== YOUR OBJECTIVE ==
Copy the entries out again in full.

== MATERIAL TO PROCESS ==
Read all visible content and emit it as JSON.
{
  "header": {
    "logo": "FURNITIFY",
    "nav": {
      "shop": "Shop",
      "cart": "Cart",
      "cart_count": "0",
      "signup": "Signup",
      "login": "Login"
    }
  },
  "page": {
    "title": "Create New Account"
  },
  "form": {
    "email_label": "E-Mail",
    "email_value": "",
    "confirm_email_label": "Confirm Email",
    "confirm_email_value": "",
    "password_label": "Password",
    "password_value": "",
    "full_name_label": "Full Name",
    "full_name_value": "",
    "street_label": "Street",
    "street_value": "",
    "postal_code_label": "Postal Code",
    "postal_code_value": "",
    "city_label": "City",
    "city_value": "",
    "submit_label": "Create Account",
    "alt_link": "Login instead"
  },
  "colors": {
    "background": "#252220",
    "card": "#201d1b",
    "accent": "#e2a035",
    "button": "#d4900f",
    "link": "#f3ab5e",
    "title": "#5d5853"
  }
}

== REPLY TO THE TASK ==
Read all visible content and emit it as JSON.
{
  "header": {
    "logo": "FURNITIFY",
    "nav": {
      "shop": "Shop",
      "cart": "Cart",
      "cart_count": "0",
      "signup": "Signup",
      "login": "Login"
    }
  },
  "page": {
    "title": "Create New Account"
  },
  "form": {
    "email_label": "E-Mail",
    "email_value": "",
    "confirm_email_label": "Confirm Email",
    "confirm_email_value": "",
    "password_label": "Password",
    "password_value": "",
    "full_name_label": "Full Name",
    "full_name_value": "",
    "street_label": "Street",
    "street_value": "",
    "postal_code_label": "Postal Code",
    "postal_code_value": "",
    "city_label": "City",
    "city_value": "",
    "submit_label": "Create Account",
    "alt_link": "Login instead"
  },
  "colors": {
    "background": "#252220",
    "card": "#201d1b",
    "accent": "#e2a035",
    "button": "#d4900f",
    "link": "#f3ab5e",
    "title": "#5d5853"
  }
}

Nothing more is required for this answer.